Write the listing out again word for word, skipping each picture.
#####
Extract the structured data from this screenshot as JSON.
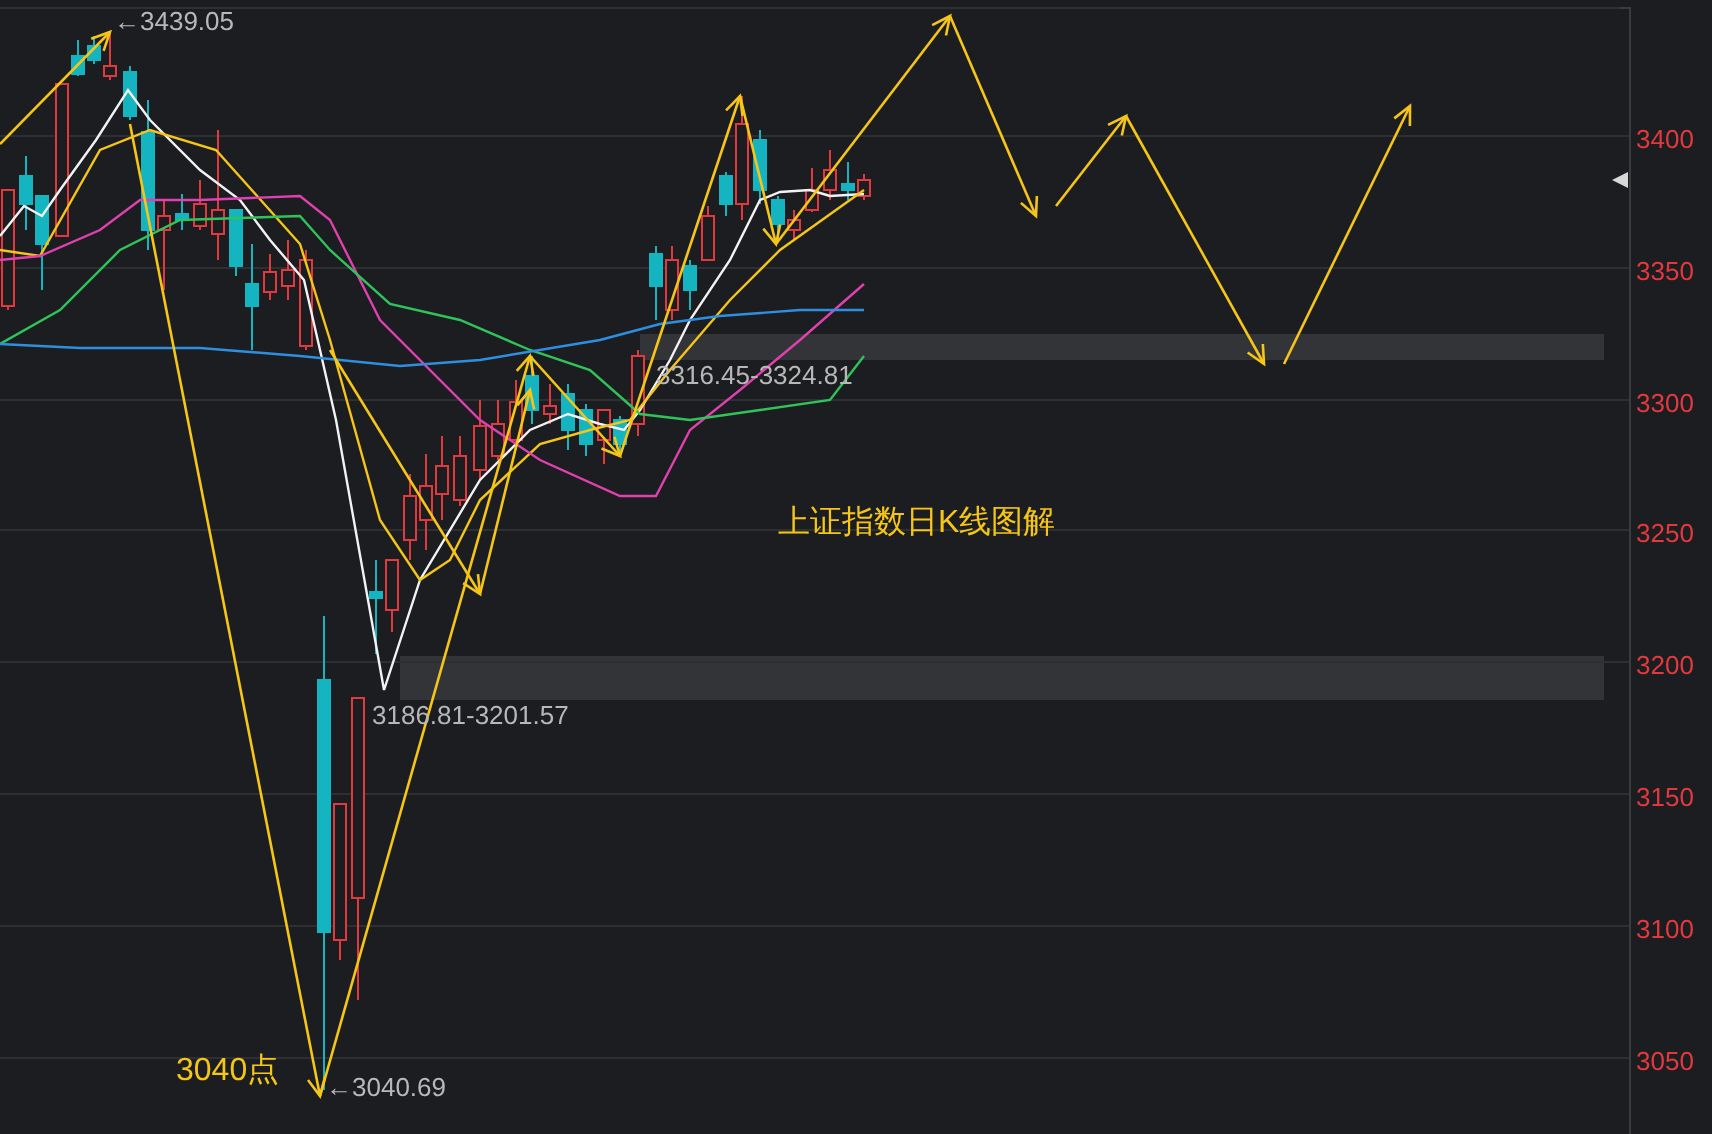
{
  "chart": {
    "title": "上证指数日K线图解",
    "low_callout": "3040点",
    "price_notes": [
      "←3439.05",
      "3316.45-3324.81",
      "3186.81-3201.57",
      "←3040.69"
    ]
  },
  "price_axis": {
    "labels": [
      "3400",
      "3350",
      "3300",
      "3250",
      "3200",
      "3150",
      "3100",
      "3050"
    ]
  }
}
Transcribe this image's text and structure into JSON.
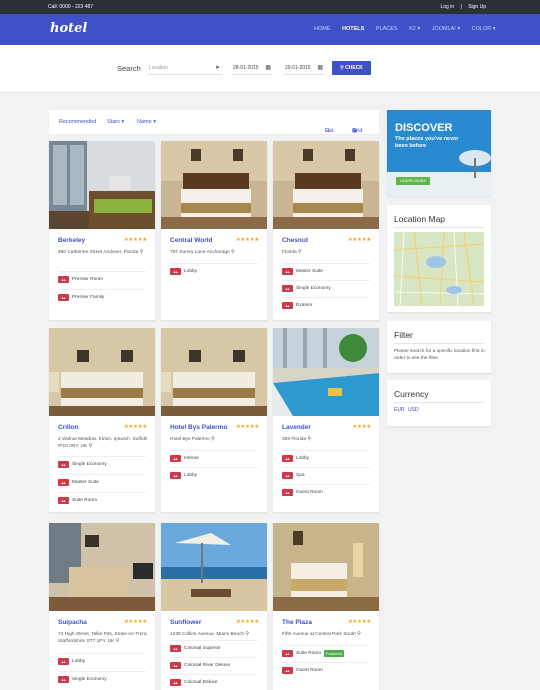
{
  "topbar": {
    "phone": "Call: 0000 - 223 487",
    "login": "Log in",
    "separator": "|",
    "signup": "Sign Up"
  },
  "brand": {
    "logo": "hotel"
  },
  "nav": {
    "home": "HOME",
    "hotels": "HOTELS",
    "places": "PLACES",
    "k2": "K2 ▾",
    "joomla": "JOOMLA! ▾",
    "color": "COLOR ▾"
  },
  "search": {
    "label": "Search",
    "location_placeholder": "Location",
    "checkin": "28-01-2015",
    "checkout": "29-01-2015",
    "button": "CHECK"
  },
  "filters": {
    "recommended": "Recommended",
    "stars": "Stars ▾",
    "name": "Name ▾",
    "list": "List",
    "grid": "Grid"
  },
  "hotels": [
    {
      "name": "Berkeley",
      "stars": "★★★★★",
      "address": "860 Catherine Street Andover, Florida",
      "amenities": [
        "Premier Room",
        "Premier Family"
      ]
    },
    {
      "name": "Central World",
      "stars": "★★★★★",
      "address": "797 Surrey Lane Anchorage",
      "amenities": [
        "Lobby"
      ]
    },
    {
      "name": "Chesnut",
      "stars": "★★★★★",
      "address": "Florida",
      "amenities": [
        "Master Suite",
        "Single Economy",
        "Exterior"
      ]
    },
    {
      "name": "Crillon",
      "stars": "★★★★★",
      "address": "2 Walnut Meadow, Kirton, Ipswich, Suffolk IP10 0NY, UK",
      "amenities": [
        "Single Economy",
        "Master Suite",
        "Suite Room"
      ]
    },
    {
      "name": "Hotel Bys Palermo",
      "stars": "★★★★★",
      "address": "Hotel Bys Palermo",
      "amenities": [
        "Interior",
        "Lobby"
      ]
    },
    {
      "name": "Lavender",
      "stars": "★★★★",
      "address": "359 Florida",
      "amenities": [
        "Lobby",
        "Spa",
        "Guest Room"
      ]
    },
    {
      "name": "Suipacha",
      "stars": "★★★★★",
      "address": "74 High Street, Talke Pits, Stoke-on-Trent, Staffordshire ST7 1PY, UK",
      "amenities": [
        "Lobby",
        "Single Economy"
      ]
    },
    {
      "name": "Sunflower",
      "stars": "★★★★★",
      "address": "1238 Collins Avenue, Miami Beach",
      "amenities": [
        "Colonial Superior",
        "Colonial River Deluxe",
        "Colonial Deluxe"
      ]
    },
    {
      "name": "The Plaza",
      "stars": "★★★★★",
      "address": "Fifth Avenue at Central Park South",
      "amenities": [
        "Suite Room",
        "Guest Room"
      ],
      "badge": "Featured"
    }
  ],
  "sidebar": {
    "ad_title": "DISCOVER",
    "ad_text": "The places you've never been before",
    "ad_button": "LEARN MORE",
    "map_title": "Location Map",
    "filter_title": "Filter",
    "filter_text": "Please search for a specific location first in order to see the filter.",
    "currency_title": "Currency",
    "currencies": [
      "EUR",
      "USD"
    ]
  },
  "colors": {
    "brand": "#3e51c7",
    "star": "#f0ad19",
    "amenity": "#d0394a",
    "featured": "#4cae4c"
  },
  "icons": {
    "location": "map-pin-icon",
    "calendar": "calendar-icon",
    "search": "search-icon",
    "list": "list-icon",
    "grid": "grid-icon",
    "amenity": "room-icon"
  }
}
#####
# Solution
Extract the structured data from this screenshot as JSON.
{
  "chart": {
    "title": "上证指数日K线图解",
    "low_callout": "3040点",
    "price_notes": [
      "←3439.05",
      "3316.45-3324.81",
      "3186.81-3201.57",
      "←3040.69"
    ]
  },
  "price_axis": {
    "labels": [
      "3400",
      "3350",
      "3300",
      "3250",
      "3200",
      "3150",
      "3100",
      "3050"
    ]
  }
}
Transcribe this image's text and structure into JSON.
{
  "topbar": {
    "phone": "Call: 0000 - 223 487",
    "login": "Log in",
    "separator": "|",
    "signup": "Sign Up"
  },
  "brand": {
    "logo": "hotel"
  },
  "nav": {
    "home": "HOME",
    "hotels": "HOTELS",
    "places": "PLACES",
    "k2": "K2 ▾",
    "joomla": "JOOMLA! ▾",
    "color": "COLOR ▾"
  },
  "search": {
    "label": "Search",
    "location_placeholder": "Location",
    "checkin": "28-01-2015",
    "checkout": "29-01-2015",
    "button": "CHECK"
  },
  "filters": {
    "recommended": "Recommended",
    "stars": "Stars ▾",
    "name": "Name ▾",
    "list": "List",
    "grid": "Grid"
  },
  "hotels": [
    {
      "name": "Berkeley",
      "stars": "★★★★★",
      "address": "860 Catherine Street Andover, Florida",
      "amenities": [
        "Premier Room",
        "Premier Family"
      ]
    },
    {
      "name": "Central World",
      "stars": "★★★★★",
      "address": "797 Surrey Lane Anchorage",
      "amenities": [
        "Lobby"
      ]
    },
    {
      "name": "Chesnut",
      "stars": "★★★★★",
      "address": "Florida",
      "amenities": [
        "Master Suite",
        "Single Economy",
        "Exterior"
      ]
    },
    {
      "name": "Crillon",
      "stars": "★★★★★",
      "address": "2 Walnut Meadow, Kirton, Ipswich, Suffolk IP10 0NY, UK",
      "amenities": [
        "Single Economy",
        "Master Suite",
        "Suite Room"
      ]
    },
    {
      "name": "Hotel Bys Palermo",
      "stars": "★★★★★",
      "address": "Hotel Bys Palermo",
      "amenities": [
        "Interior",
        "Lobby"
      ]
    },
    {
      "name": "Lavender",
      "stars": "★★★★",
      "address": "359 Florida",
      "amenities": [
        "Lobby",
        "Spa",
        "Guest Room"
      ]
    },
    {
      "name": "Suipacha",
      "stars": "★★★★★",
      "address": "74 High Street, Talke Pits, Stoke-on-Trent, Staffordshire ST7 1PY, UK",
      "amenities": [
        "Lobby",
        "Single Economy"
      ]
    },
    {
      "name": "Sunflower",
      "stars": "★★★★★",
      "address": "1238 Collins Avenue, Miami Beach",
      "amenities": [
        "Colonial Superior",
        "Colonial River Deluxe",
        "Colonial Deluxe"
      ]
    },
    {
      "name": "The Plaza",
      "stars": "★★★★★",
      "address": "Fifth Avenue at Central Park South",
      "amenities": [
        "Suite Room",
        "Guest Room"
      ],
      "badge": "Featured"
    }
  ],
  "sidebar": {
    "ad_title": "DISCOVER",
    "ad_text": "The places you've never been before",
    "ad_button": "LEARN MORE",
    "map_title": "Location Map",
    "filter_title": "Filter",
    "filter_text": "Please search for a specific location first in order to see the filter.",
    "currency_title": "Currency",
    "currencies": [
      "EUR",
      "USD"
    ]
  },
  "colors": {
    "brand": "#3e51c7",
    "star": "#f0ad19",
    "amenity": "#d0394a",
    "featured": "#4cae4c"
  },
  "icons": {
    "location": "map-pin-icon",
    "calendar": "calendar-icon",
    "search": "search-icon",
    "list": "list-icon",
    "grid": "grid-icon",
    "amenity": "room-icon"
  }
}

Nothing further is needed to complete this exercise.